But unlike Drake’s, Christian’s designs owe nothing to traditional squares. They are simple, abstract, and combine muted shades of grey, pink, blue and green, often separated by cream rather than white.

Most importantly perhaps, they pay particular attention to the borders of the square, which often combine two useful colours, and are sometimes broken up. This makes them especially practical when arranged in the pocket.



A Swedish brand, Asket offers casual basics such as T-shirts, knitwear and polos.

Their pitch is about being transparent, delivering value, and producing essentials.

Much of this is not that unusual. Any online-only brand can deliver better value to the customer than one with a store. Many today have dispensed with logos and traditional marketing. And most are happy to say and show where their things are made.

But Asket are doing a couple of things which are different. The most striking one is offering three different ‘lengths’ alongside regular sizes. So there is a short, medium and long for every size from XS to XL.
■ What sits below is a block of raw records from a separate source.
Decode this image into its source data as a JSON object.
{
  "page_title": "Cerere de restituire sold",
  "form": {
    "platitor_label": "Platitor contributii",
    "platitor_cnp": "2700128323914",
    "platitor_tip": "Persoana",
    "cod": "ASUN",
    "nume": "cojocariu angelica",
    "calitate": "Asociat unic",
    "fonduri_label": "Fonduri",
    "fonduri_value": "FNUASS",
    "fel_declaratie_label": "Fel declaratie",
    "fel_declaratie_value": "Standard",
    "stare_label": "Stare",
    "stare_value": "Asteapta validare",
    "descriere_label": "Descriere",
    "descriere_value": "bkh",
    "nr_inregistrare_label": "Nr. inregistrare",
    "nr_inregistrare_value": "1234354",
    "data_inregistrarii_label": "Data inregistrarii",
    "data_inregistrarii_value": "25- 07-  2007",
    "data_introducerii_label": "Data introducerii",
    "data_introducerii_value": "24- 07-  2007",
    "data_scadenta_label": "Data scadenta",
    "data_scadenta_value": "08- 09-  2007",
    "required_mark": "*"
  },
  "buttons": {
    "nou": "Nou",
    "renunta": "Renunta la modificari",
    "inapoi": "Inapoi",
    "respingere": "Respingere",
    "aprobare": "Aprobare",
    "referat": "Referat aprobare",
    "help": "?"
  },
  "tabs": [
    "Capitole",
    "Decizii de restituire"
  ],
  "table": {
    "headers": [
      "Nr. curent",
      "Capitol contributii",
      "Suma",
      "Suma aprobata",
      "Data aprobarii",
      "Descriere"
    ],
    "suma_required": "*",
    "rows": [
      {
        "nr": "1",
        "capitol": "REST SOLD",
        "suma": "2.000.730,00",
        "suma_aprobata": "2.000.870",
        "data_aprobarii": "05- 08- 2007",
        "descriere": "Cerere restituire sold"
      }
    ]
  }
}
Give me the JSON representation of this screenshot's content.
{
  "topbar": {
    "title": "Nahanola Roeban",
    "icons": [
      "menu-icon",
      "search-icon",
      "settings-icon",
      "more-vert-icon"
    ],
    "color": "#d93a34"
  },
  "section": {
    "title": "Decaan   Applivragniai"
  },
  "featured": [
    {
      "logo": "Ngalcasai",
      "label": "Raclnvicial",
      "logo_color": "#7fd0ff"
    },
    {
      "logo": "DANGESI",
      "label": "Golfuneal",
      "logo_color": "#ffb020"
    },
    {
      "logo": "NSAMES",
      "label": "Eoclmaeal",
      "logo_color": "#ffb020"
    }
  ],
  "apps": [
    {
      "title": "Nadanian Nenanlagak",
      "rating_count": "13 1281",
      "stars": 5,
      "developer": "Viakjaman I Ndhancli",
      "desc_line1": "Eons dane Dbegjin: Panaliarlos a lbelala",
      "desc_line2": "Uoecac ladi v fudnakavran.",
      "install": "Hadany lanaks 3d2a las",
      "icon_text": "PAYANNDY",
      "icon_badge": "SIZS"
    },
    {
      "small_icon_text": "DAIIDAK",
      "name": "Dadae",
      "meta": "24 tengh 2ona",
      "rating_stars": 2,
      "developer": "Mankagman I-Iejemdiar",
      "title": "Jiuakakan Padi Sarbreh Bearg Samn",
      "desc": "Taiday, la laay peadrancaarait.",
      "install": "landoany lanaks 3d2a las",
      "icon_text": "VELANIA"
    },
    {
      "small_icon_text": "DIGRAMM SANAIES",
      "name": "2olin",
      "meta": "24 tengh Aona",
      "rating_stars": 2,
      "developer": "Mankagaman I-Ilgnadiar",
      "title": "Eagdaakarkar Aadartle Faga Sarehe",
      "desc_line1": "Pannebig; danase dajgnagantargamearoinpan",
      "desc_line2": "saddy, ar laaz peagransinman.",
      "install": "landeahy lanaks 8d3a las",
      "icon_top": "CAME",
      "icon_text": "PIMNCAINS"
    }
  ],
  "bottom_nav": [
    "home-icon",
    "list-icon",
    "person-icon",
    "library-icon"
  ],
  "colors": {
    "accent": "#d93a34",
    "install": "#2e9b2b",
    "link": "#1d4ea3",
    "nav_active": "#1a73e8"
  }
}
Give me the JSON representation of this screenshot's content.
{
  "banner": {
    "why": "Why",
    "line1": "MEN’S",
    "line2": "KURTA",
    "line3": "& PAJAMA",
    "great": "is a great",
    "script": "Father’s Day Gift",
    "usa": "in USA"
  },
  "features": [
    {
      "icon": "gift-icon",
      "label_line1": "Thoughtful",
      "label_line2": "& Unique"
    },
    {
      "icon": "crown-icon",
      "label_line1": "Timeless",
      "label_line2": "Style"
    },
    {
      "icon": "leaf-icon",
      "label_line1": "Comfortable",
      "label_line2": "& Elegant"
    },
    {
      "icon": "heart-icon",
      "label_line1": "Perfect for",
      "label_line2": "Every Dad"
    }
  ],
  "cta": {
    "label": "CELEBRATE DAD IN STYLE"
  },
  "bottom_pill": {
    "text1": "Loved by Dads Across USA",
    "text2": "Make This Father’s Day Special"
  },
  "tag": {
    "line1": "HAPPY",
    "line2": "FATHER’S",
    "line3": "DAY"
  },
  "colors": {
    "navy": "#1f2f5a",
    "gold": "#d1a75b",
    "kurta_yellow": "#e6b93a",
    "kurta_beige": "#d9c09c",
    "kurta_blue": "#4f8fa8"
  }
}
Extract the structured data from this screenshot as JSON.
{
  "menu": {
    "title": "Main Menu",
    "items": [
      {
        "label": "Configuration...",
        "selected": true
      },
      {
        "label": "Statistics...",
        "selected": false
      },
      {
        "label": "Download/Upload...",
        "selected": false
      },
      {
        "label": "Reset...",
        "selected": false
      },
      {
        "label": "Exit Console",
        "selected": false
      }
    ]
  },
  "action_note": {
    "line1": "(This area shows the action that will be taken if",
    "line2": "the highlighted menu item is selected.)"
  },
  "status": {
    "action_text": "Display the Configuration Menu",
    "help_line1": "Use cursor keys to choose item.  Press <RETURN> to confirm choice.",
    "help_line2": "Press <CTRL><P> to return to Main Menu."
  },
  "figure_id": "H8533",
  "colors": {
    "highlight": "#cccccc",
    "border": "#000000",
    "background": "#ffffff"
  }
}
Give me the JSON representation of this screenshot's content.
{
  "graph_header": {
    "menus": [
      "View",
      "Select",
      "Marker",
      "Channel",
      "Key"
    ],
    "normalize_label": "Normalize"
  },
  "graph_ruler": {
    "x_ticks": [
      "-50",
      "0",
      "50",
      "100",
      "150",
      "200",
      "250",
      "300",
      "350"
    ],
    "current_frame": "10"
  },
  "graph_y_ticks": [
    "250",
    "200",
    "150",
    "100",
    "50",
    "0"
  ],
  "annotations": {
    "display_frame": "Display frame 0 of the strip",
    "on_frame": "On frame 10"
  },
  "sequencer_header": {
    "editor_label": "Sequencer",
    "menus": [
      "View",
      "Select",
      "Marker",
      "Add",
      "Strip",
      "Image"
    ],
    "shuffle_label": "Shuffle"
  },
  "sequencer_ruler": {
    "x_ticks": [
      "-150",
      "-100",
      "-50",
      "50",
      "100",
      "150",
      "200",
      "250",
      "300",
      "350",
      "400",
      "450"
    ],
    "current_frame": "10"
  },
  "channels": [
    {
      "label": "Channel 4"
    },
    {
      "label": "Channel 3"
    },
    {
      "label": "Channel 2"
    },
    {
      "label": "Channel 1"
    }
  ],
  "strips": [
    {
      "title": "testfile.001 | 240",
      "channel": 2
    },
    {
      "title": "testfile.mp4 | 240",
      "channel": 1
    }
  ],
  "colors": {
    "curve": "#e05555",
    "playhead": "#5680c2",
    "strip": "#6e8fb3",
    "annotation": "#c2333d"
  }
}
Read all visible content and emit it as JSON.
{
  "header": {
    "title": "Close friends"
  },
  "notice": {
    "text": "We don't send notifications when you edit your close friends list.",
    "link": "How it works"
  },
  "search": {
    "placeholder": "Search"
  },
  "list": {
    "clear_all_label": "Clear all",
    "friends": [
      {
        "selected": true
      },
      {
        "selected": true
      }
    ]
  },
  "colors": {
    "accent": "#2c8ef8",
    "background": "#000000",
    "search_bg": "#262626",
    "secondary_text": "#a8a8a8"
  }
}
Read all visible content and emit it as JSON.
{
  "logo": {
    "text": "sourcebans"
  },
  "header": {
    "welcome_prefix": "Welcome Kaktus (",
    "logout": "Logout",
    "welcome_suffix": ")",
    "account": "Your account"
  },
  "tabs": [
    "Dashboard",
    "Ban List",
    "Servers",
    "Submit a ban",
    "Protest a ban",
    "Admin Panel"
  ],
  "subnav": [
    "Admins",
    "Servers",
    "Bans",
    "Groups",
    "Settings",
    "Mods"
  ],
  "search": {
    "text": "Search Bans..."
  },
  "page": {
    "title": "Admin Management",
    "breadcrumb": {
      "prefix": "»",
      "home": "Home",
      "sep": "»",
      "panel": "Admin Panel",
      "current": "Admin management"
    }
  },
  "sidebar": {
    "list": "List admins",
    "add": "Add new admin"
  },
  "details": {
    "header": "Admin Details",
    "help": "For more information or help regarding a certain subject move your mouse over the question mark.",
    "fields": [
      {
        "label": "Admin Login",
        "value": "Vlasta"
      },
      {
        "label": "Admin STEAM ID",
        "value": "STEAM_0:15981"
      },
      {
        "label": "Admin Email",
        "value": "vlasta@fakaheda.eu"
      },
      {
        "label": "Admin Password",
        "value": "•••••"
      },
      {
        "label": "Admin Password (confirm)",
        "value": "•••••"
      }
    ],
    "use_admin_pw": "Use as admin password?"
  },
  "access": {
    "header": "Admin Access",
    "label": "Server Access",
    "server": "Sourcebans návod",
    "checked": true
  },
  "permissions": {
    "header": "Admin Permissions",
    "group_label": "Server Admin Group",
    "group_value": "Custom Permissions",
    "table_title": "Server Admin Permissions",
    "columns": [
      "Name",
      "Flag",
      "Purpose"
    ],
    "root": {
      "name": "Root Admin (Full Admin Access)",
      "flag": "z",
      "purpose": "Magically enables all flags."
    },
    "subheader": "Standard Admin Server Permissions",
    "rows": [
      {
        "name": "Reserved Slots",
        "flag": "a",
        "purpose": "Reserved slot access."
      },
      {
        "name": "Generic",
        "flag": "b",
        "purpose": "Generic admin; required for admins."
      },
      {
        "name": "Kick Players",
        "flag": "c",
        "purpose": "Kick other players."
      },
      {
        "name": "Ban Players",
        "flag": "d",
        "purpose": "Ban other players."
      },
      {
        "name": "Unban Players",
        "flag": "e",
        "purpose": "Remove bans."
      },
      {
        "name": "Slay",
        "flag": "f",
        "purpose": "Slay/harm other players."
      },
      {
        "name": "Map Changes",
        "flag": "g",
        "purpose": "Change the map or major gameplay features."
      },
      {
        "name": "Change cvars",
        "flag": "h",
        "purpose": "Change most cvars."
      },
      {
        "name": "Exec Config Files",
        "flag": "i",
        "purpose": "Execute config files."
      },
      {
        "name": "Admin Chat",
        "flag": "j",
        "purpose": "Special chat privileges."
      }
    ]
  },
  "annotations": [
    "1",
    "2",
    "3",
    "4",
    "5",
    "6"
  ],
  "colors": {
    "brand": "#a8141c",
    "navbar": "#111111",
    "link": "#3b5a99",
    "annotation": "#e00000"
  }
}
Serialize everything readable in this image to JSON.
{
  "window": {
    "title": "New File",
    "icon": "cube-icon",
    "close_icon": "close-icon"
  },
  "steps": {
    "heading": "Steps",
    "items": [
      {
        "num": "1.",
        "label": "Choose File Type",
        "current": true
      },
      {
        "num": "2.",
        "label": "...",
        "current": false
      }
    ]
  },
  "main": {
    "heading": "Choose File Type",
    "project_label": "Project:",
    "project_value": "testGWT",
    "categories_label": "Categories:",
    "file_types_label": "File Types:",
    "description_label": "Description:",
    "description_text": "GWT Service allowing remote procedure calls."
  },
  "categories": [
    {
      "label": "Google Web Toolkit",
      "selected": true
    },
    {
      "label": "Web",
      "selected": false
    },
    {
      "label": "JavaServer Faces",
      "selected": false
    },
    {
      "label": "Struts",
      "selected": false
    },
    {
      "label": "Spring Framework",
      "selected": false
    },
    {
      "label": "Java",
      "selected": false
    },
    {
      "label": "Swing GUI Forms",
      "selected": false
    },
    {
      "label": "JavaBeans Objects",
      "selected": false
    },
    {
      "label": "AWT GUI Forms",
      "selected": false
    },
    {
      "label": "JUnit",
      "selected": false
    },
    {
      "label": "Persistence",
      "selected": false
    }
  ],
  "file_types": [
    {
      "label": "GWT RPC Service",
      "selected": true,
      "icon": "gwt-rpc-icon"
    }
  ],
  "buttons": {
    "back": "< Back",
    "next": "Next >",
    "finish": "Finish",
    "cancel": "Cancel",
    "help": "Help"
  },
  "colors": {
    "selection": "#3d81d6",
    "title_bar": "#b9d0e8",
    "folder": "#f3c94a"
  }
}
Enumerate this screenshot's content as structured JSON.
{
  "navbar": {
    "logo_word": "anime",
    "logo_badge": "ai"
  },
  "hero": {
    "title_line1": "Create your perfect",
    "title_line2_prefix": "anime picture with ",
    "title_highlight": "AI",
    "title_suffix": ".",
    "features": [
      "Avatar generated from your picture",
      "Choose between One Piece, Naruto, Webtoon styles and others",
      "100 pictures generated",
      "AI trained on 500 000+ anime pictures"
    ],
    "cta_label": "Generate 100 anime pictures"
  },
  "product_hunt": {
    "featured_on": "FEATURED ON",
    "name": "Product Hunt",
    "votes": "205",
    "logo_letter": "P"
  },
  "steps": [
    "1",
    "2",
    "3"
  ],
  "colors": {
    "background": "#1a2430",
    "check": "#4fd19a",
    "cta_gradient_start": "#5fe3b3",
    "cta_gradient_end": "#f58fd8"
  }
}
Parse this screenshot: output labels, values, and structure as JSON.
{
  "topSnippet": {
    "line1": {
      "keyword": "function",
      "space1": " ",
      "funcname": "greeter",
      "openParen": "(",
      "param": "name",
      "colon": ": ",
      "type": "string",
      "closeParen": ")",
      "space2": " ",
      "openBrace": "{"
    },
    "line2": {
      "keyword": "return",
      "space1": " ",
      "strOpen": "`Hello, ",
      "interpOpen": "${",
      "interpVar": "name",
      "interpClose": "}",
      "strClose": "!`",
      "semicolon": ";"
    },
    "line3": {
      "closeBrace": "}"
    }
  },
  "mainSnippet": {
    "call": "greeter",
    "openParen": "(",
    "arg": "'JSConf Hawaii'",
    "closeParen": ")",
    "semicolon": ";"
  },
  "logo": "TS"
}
For someone like me, who is forever trying to decide whether he wants a T-shirt that is right for his height or right for his waist, but knows he cannot have both without searching dozens of different brands, this is very welcome.

The other thing that stands out is Asket’s breakdown of its pricing, showing what it pays for raw materials, labour and shipping.

Of course, this often raises more questions than it answers. It is also a little disingenuous in suggesting that designer brands simply multiply the same costs, rather than having extra costs they choose to carry. But I can see it going down well with customers keen on transparency.

And most importantly, the quality is good. I tried the 30-euro T-shirt and the 195-euro cashmere sweater, and you’d be hard pressed to find the quality at this price anywhere else.